What you should give back is every line from the one containing "Serialize everything readable" through the last line of the records below, word for word and without pictures.

□ □ □ □ □ □ □

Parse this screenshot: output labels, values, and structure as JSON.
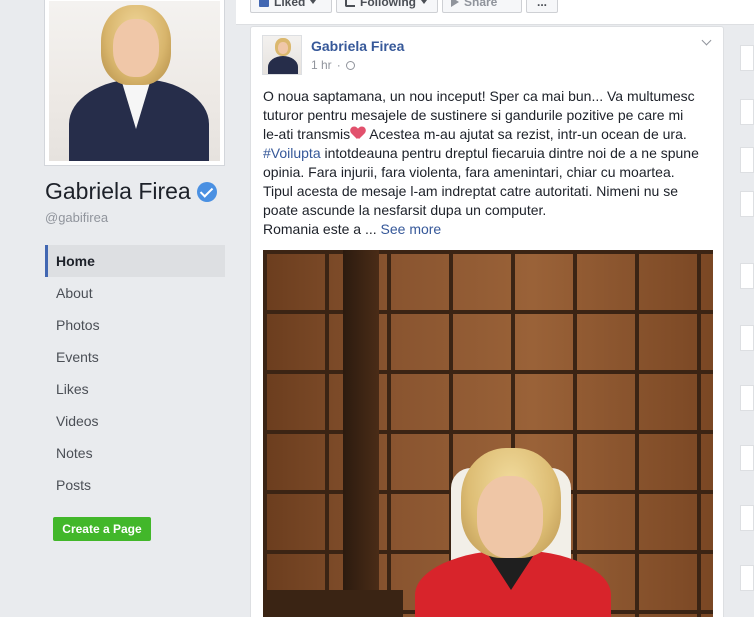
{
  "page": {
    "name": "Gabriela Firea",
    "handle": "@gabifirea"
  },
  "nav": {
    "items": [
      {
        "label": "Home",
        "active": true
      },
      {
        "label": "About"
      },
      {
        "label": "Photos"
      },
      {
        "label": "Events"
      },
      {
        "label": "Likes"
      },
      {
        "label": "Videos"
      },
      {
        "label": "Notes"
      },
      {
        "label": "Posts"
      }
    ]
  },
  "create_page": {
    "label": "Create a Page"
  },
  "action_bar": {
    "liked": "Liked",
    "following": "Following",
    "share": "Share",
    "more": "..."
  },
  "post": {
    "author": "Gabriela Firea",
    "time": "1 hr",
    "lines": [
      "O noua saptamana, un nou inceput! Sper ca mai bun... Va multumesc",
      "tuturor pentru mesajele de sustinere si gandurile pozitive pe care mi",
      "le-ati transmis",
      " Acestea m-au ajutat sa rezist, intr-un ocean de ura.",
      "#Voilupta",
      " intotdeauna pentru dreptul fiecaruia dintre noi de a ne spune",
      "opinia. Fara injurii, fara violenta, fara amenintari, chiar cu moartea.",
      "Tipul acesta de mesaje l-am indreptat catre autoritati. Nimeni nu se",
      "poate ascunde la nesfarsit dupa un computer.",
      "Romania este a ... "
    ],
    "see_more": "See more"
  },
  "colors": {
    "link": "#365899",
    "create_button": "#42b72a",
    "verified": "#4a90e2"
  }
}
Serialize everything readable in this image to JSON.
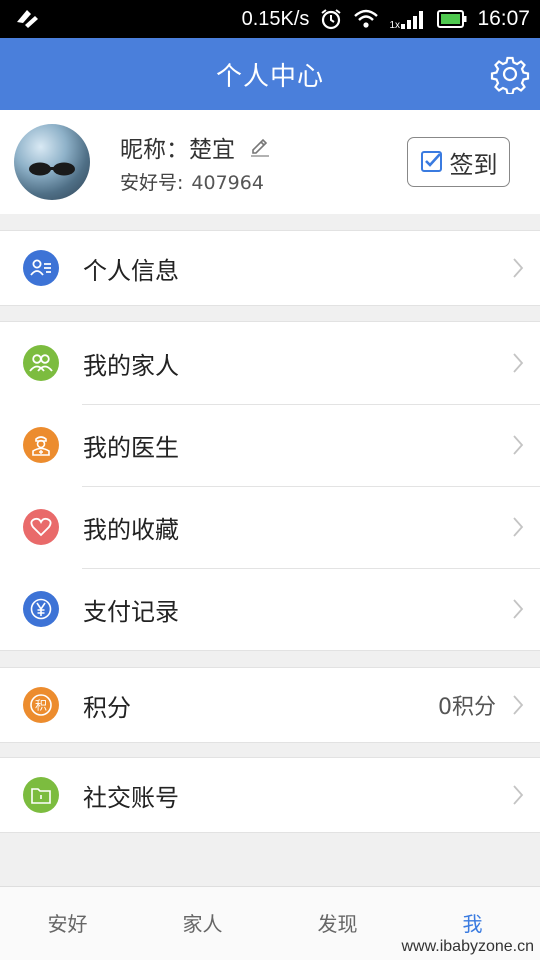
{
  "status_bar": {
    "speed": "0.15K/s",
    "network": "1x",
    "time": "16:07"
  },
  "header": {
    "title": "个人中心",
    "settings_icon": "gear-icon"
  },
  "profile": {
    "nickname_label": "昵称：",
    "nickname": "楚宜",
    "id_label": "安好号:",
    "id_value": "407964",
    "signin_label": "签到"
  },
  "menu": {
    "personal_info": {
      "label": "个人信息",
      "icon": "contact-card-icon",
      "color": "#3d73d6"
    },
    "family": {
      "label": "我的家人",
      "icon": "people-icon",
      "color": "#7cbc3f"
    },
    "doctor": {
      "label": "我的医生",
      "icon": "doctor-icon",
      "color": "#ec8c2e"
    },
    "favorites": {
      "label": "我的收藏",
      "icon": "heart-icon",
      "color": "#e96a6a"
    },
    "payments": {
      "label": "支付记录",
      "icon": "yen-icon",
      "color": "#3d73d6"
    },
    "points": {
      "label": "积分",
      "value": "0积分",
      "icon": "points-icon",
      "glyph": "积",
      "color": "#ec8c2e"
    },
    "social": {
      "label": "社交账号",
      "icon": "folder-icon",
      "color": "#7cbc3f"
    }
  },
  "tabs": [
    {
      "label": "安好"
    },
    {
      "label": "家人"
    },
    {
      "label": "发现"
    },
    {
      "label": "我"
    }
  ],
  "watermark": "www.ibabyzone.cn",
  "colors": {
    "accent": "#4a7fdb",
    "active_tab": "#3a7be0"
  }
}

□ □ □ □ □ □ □

| Answer box |
Serialize everything readable in this image to JSON.
{
  "status_bar": {
    "speed": "0.15K/s",
    "network": "1x",
    "time": "16:07"
  },
  "header": {
    "title": "个人中心",
    "settings_icon": "gear-icon"
  },
  "profile": {
    "nickname_label": "昵称：",
    "nickname": "楚宜",
    "id_label": "安好号:",
    "id_value": "407964",
    "signin_label": "签到"
  },
  "menu": {
    "personal_info": {
      "label": "个人信息",
      "icon": "contact-card-icon",
      "color": "#3d73d6"
    },
    "family": {
      "label": "我的家人",
      "icon": "people-icon",
      "color": "#7cbc3f"
    },
    "doctor": {
      "label": "我的医生",
      "icon": "doctor-icon",
      "color": "#ec8c2e"
    },
    "favorites": {
      "label": "我的收藏",
      "icon": "heart-icon",
      "color": "#e96a6a"
    },
    "payments": {
      "label": "支付记录",
      "icon": "yen-icon",
      "color": "#3d73d6"
    },
    "points": {
      "label": "积分",
      "value": "0积分",
      "icon": "points-icon",
      "glyph": "积",
      "color": "#ec8c2e"
    },
    "social": {
      "label": "社交账号",
      "icon": "folder-icon",
      "color": "#7cbc3f"
    }
  },
  "tabs": [
    {
      "label": "安好"
    },
    {
      "label": "家人"
    },
    {
      "label": "发现"
    },
    {
      "label": "我"
    }
  ],
  "watermark": "www.ibabyzone.cn",
  "colors": {
    "accent": "#4a7fdb",
    "active_tab": "#3a7be0"
  }
}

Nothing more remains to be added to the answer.